Many are over familiar with endlessly reheated blog posts, recycled Top 10 Things to blah blah in 2015. This is where aiming higher on the quality spectrum can pay off: a little deeper thought, a little more research, a degree of authenticity, an injection of character. It can keep people reading, improve brand recall, make people more inclined to click another link in the future – even if they did only read the first sentence before getting bored, receiving a text or tweet.
There is a spectrum of quality in content marketing today, and it is vast.
>> Your corporate Twitterstream can be a simple stream of retweets and headlines of other people’s articles with links. Box ticked. Or it can be something more personable and relatable to your business.
>> Your blog posts can follow a neat structure, a solid digestible formula, saying virtually nothing the reader didn’t know already. Box ticked. Or you can dare to have an opinion, risk being outspoken or opposing a certain viewpoint – which can seem taboo in stiff corporate worlds, but can help content to stand out.
>> Press releases (granted, a slightly different beast) can be a baggy impenetrable dirge of corporate speak, six drafts through a committee mangle. Box ticked. Or they can have a punchier brevity and be legible to reporters first time.
You get the point.
There is a spectrum to the quality of messages and the material you put out there. It all reflects on you, your company, your people, your brand. Because people do see it. Perhaps not many, but those who do will form opinions about your business (consciously or not), which they can pass on.
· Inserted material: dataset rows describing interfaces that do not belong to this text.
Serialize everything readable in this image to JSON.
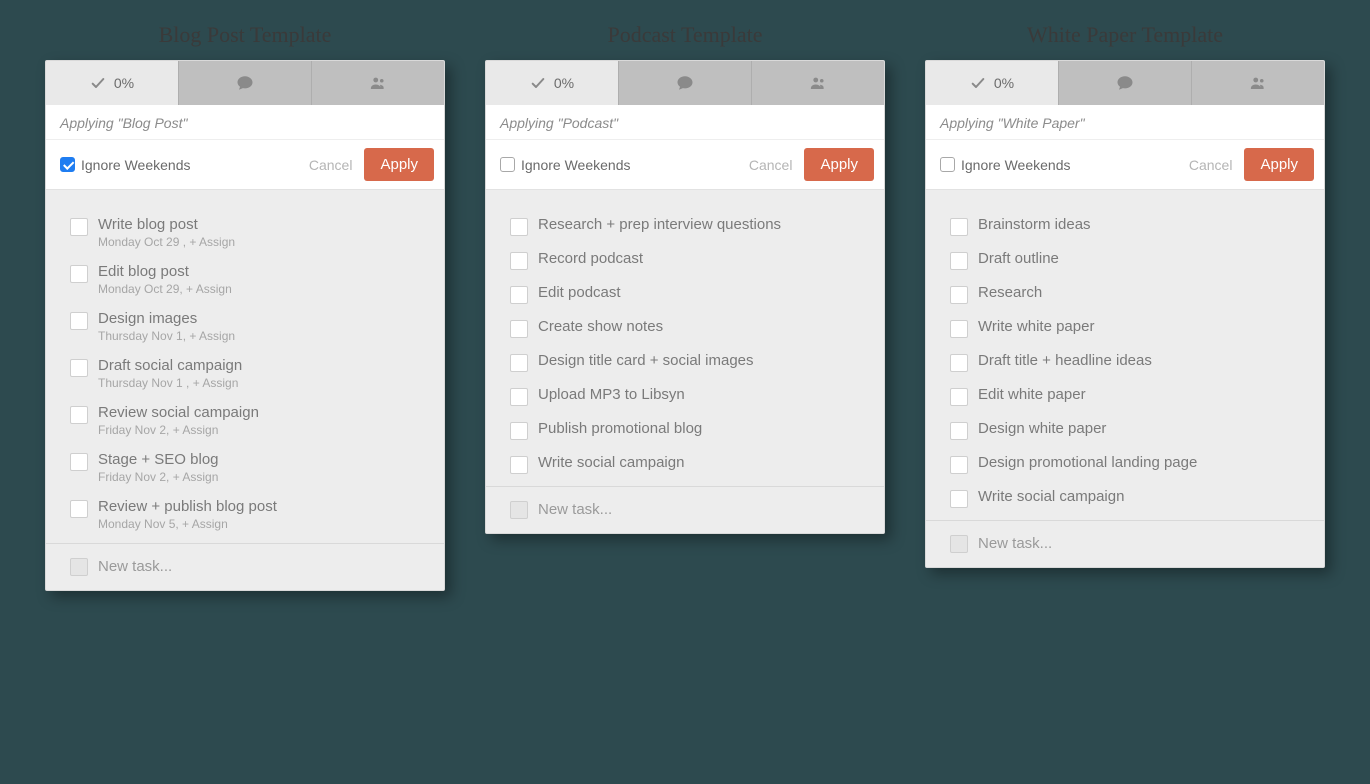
{
  "columns": [
    {
      "title": "Blog Post Template",
      "applying_text": "Applying \"Blog Post\"",
      "progress": "0%",
      "ignore_label": "Ignore Weekends",
      "ignore_checked": true,
      "cancel_label": "Cancel",
      "apply_label": "Apply",
      "new_task": "New task...",
      "tasks": [
        {
          "title": "Write blog post",
          "meta": "Monday Oct 29 ,  + Assign"
        },
        {
          "title": "Edit blog post",
          "meta": "Monday Oct 29,  + Assign"
        },
        {
          "title": "Design images",
          "meta": "Thursday Nov 1,  + Assign"
        },
        {
          "title": "Draft social campaign",
          "meta": "Thursday Nov 1 ,  + Assign"
        },
        {
          "title": "Review social campaign",
          "meta": "Friday Nov 2,  + Assign"
        },
        {
          "title": "Stage + SEO blog",
          "meta": "Friday Nov 2,  + Assign"
        },
        {
          "title": "Review + publish blog post",
          "meta": "Monday Nov 5,  + Assign"
        }
      ]
    },
    {
      "title": "Podcast Template",
      "applying_text": "Applying \"Podcast\"",
      "progress": "0%",
      "ignore_label": "Ignore Weekends",
      "ignore_checked": false,
      "cancel_label": "Cancel",
      "apply_label": "Apply",
      "new_task": "New task...",
      "tasks": [
        {
          "title": "Research + prep interview questions"
        },
        {
          "title": "Record podcast"
        },
        {
          "title": "Edit podcast"
        },
        {
          "title": "Create show notes"
        },
        {
          "title": "Design title card + social images"
        },
        {
          "title": "Upload MP3 to Libsyn"
        },
        {
          "title": "Publish promotional blog"
        },
        {
          "title": "Write social campaign"
        }
      ]
    },
    {
      "title": "White Paper Template",
      "applying_text": "Applying \"White Paper\"",
      "progress": "0%",
      "ignore_label": "Ignore Weekends",
      "ignore_checked": false,
      "cancel_label": "Cancel",
      "apply_label": "Apply",
      "new_task": "New task...",
      "tasks": [
        {
          "title": "Brainstorm ideas"
        },
        {
          "title": "Draft outline"
        },
        {
          "title": "Research"
        },
        {
          "title": "Write white paper"
        },
        {
          "title": "Draft title + headline ideas"
        },
        {
          "title": "Edit white paper"
        },
        {
          "title": "Design white paper"
        },
        {
          "title": "Design promotional landing page"
        },
        {
          "title": "Write social campaign"
        }
      ]
    }
  ],
  "icons": {
    "check": "check-icon",
    "comment": "comment-icon",
    "people": "people-icon"
  },
  "colors": {
    "accent": "#d7694b",
    "checkbox_active": "#1f7df1"
  }
}
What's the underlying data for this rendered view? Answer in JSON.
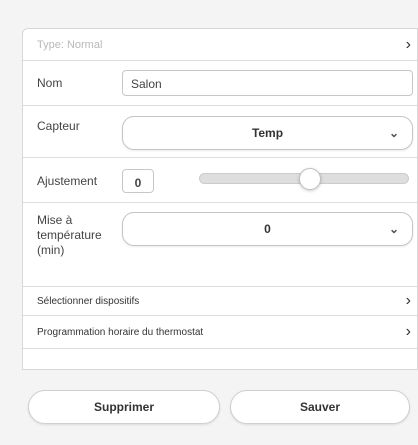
{
  "form": {
    "type_label": "Type: Normal",
    "nom": {
      "label": "Nom",
      "value": "Salon"
    },
    "capteur": {
      "label": "Capteur",
      "value": "Temp"
    },
    "ajustement": {
      "label": "Ajustement",
      "value": "0",
      "slider_fraction": 0.53
    },
    "mise": {
      "label_lines": [
        "Mise à",
        "température",
        "(min)"
      ],
      "value": "0"
    },
    "links": {
      "select_devices": "Sélectionner dispositifs",
      "schedule": "Programmation horaire du thermostat"
    }
  },
  "buttons": {
    "delete": "Supprimer",
    "save": "Sauver"
  },
  "icons": {
    "chevron_right": "›",
    "chevron_down": "⌄"
  },
  "colors": {
    "background": "#f4f4f4",
    "panel": "#ffffff",
    "border": "#d8d8d8"
  }
}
You can tick the low-end spectrum boxes with content marketing, or you can look closer, aim higher. With a better grasp of your content output, you can work to craft smarter messages for the multiple platforms available, developing better control of reputation, and cultivating an engaged, human audience in the process.
This can be read alongside the last post – be careful who you follow.